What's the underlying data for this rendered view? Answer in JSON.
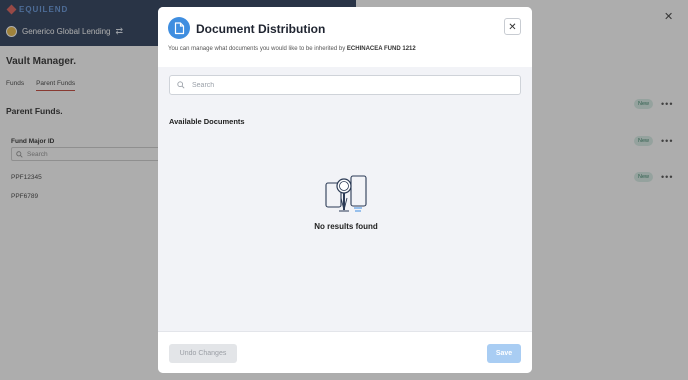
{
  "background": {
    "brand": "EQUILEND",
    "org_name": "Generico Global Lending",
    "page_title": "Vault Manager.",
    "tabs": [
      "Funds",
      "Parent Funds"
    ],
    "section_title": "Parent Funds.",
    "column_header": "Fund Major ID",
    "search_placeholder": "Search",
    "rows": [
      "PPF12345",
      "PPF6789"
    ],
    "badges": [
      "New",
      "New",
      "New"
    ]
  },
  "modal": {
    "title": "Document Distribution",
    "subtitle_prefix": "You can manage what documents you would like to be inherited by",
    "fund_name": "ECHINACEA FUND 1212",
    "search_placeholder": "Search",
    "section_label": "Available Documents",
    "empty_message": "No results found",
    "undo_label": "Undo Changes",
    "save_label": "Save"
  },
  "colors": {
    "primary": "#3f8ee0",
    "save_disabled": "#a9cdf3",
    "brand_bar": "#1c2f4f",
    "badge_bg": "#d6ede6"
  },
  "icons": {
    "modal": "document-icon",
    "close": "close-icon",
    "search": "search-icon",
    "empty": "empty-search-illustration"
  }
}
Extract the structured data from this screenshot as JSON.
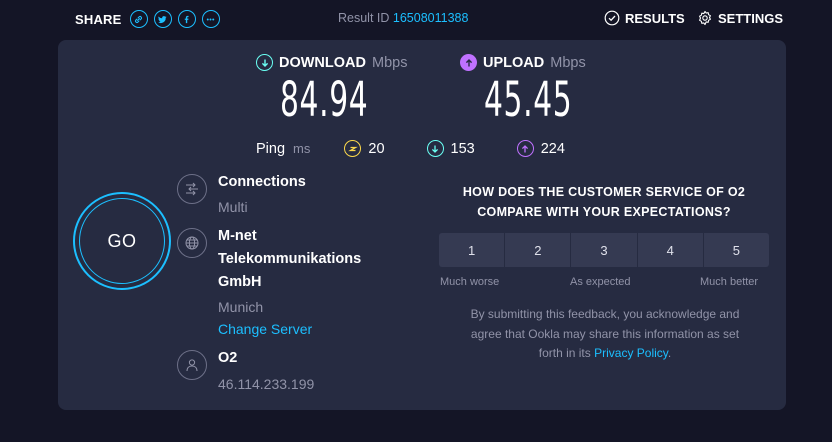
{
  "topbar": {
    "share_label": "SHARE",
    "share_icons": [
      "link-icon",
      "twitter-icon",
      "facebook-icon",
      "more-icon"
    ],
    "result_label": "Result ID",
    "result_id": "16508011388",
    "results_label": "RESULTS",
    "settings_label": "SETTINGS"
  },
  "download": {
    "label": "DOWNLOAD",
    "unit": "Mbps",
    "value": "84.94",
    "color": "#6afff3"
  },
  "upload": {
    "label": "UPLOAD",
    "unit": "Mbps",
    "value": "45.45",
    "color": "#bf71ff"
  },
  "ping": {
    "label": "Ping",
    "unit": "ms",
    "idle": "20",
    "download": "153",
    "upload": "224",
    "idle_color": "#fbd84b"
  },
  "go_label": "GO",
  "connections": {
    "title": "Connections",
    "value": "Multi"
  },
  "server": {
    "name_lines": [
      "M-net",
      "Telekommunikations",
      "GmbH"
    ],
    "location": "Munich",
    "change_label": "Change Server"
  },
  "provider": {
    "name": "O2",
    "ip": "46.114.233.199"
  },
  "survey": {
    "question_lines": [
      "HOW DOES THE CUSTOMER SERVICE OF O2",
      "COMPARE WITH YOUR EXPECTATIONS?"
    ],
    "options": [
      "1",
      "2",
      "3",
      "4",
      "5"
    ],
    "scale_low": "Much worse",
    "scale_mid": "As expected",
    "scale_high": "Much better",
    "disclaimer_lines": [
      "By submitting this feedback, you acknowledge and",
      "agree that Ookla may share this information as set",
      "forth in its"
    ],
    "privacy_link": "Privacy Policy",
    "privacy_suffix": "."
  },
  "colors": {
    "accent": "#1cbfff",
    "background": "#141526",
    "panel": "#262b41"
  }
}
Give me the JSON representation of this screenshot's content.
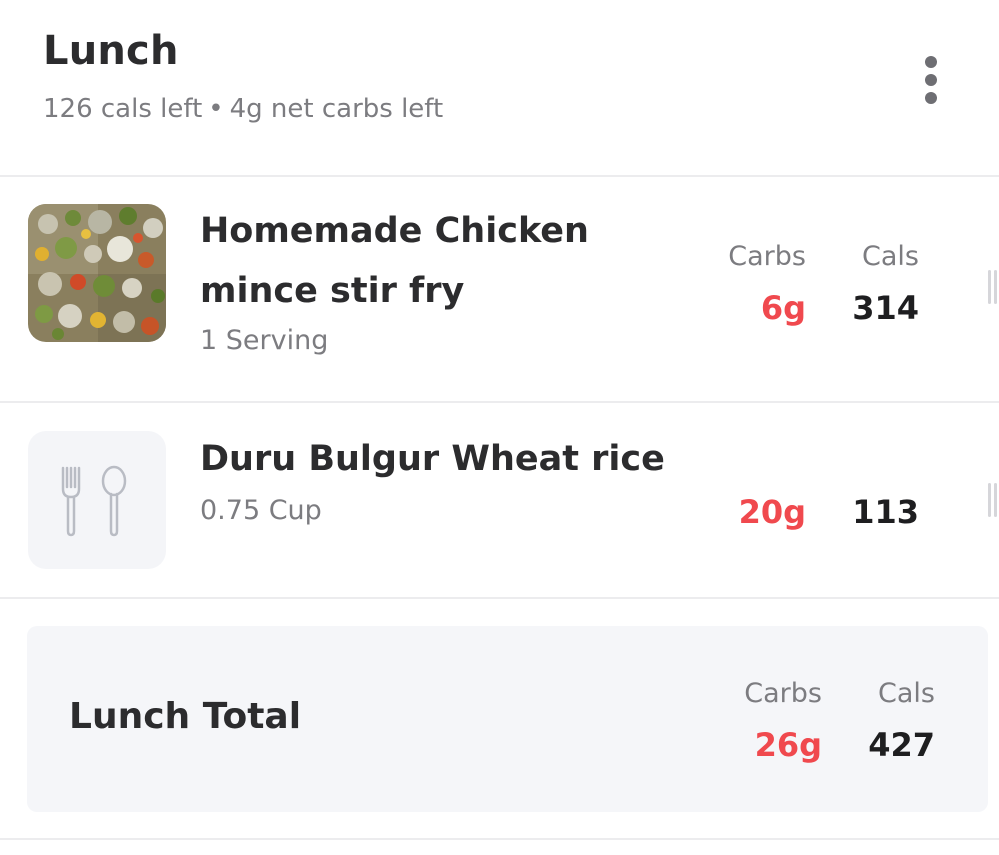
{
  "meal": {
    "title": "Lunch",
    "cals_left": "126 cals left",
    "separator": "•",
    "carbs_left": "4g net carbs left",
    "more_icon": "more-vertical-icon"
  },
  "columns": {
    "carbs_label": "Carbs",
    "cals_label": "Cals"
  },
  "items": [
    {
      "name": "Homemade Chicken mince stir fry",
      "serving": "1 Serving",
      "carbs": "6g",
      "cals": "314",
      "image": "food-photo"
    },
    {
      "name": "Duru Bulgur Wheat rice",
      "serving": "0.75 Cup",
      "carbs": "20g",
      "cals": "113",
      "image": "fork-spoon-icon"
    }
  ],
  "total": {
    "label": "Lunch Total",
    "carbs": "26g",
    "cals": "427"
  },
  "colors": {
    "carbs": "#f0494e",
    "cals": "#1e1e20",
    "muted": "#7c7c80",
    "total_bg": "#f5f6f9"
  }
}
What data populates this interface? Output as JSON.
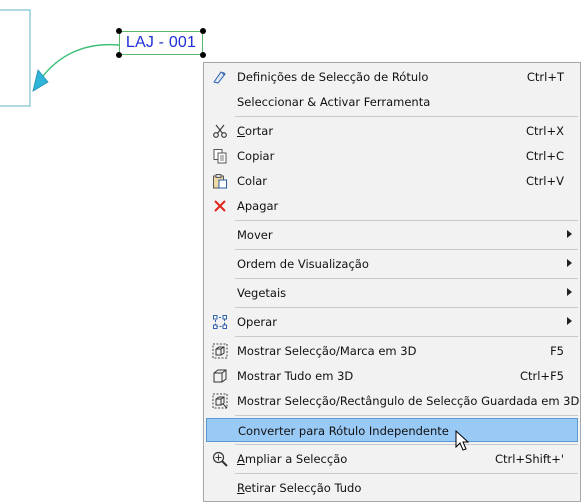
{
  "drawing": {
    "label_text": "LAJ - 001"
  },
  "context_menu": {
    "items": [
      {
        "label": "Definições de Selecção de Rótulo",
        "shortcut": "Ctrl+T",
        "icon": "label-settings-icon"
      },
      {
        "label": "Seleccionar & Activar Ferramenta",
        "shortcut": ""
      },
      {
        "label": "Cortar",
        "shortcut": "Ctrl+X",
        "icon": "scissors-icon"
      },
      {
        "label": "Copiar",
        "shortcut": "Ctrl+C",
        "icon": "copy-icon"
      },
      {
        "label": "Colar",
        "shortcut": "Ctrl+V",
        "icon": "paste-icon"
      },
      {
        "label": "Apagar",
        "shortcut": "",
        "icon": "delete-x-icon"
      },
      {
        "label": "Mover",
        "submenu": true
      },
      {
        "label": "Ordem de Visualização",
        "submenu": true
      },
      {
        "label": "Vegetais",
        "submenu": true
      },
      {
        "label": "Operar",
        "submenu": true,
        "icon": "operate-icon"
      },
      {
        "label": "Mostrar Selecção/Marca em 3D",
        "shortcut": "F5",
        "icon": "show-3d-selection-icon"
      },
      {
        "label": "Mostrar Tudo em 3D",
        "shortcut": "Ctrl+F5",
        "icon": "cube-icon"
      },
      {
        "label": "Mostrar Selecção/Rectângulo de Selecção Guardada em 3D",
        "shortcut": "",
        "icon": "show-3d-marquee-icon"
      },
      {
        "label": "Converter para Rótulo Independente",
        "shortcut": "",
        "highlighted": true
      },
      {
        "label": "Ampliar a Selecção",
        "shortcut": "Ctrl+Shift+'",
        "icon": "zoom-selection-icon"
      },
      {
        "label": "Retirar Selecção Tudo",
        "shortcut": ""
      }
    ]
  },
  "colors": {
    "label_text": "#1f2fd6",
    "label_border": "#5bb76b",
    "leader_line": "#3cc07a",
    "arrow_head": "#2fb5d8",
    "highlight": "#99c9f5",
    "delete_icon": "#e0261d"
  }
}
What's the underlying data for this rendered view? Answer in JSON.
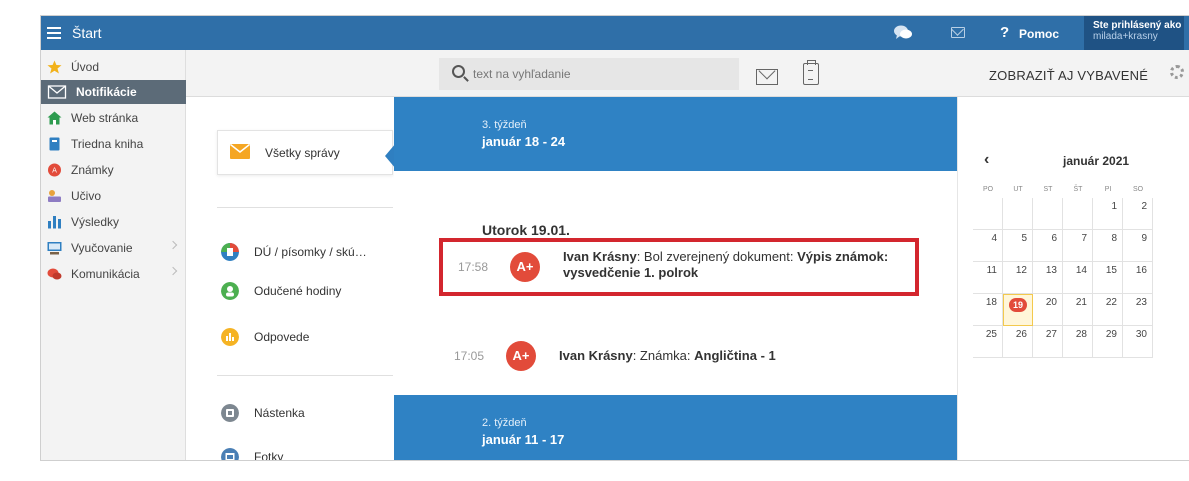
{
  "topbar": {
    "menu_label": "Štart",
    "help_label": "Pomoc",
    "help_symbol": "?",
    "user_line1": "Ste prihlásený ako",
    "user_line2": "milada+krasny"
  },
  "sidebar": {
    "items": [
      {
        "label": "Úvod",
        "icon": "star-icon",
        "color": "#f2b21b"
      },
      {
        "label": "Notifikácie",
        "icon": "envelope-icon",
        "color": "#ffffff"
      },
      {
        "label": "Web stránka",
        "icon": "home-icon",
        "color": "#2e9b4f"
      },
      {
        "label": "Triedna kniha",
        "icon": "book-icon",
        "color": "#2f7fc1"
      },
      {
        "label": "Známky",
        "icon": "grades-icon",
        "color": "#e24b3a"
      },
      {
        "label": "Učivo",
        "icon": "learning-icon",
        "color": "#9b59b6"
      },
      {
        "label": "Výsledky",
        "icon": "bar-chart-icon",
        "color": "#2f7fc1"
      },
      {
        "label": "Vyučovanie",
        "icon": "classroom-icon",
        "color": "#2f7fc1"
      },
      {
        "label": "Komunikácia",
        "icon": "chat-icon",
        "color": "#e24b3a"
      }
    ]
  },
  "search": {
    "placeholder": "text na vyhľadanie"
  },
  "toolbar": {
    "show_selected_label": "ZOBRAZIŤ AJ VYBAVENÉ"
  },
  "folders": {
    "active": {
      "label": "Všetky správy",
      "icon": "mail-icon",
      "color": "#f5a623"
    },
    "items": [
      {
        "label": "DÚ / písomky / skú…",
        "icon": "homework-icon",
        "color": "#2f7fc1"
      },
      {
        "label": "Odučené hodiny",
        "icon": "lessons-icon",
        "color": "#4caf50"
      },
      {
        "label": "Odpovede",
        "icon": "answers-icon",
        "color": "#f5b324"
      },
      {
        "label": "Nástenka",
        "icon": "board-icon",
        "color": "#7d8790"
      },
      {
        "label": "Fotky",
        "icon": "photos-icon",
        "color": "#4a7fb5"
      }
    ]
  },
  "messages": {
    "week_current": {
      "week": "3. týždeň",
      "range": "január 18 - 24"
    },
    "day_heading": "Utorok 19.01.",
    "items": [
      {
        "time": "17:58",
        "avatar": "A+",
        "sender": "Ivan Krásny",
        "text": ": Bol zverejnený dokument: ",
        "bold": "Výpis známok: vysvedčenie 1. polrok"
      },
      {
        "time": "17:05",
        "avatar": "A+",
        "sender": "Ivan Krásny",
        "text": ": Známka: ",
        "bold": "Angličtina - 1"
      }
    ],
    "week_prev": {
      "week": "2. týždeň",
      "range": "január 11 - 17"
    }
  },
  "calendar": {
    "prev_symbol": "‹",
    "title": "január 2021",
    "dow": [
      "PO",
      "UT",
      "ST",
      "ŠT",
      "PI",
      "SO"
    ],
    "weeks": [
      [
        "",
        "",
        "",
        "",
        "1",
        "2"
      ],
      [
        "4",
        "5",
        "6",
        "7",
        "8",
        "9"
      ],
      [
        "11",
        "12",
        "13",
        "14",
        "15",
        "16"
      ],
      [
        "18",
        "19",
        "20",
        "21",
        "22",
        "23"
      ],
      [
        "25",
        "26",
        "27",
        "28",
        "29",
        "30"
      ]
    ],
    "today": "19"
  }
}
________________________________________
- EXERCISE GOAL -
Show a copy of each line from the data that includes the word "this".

- RESPONSE TO THE EXERCISE -
What's the underlying data for this rendered view? Answer in JSON.
Extract the structured data from this screenshot as JSON.
      "By submitting this feedback, you acknowledge and",
      "agree that Ookla may share this information as set",
Give me the JSON representation of this screenshot's content.
What data populates this interface? Output as JSON.
What's the underlying data for this rendered view? Answer in JSON.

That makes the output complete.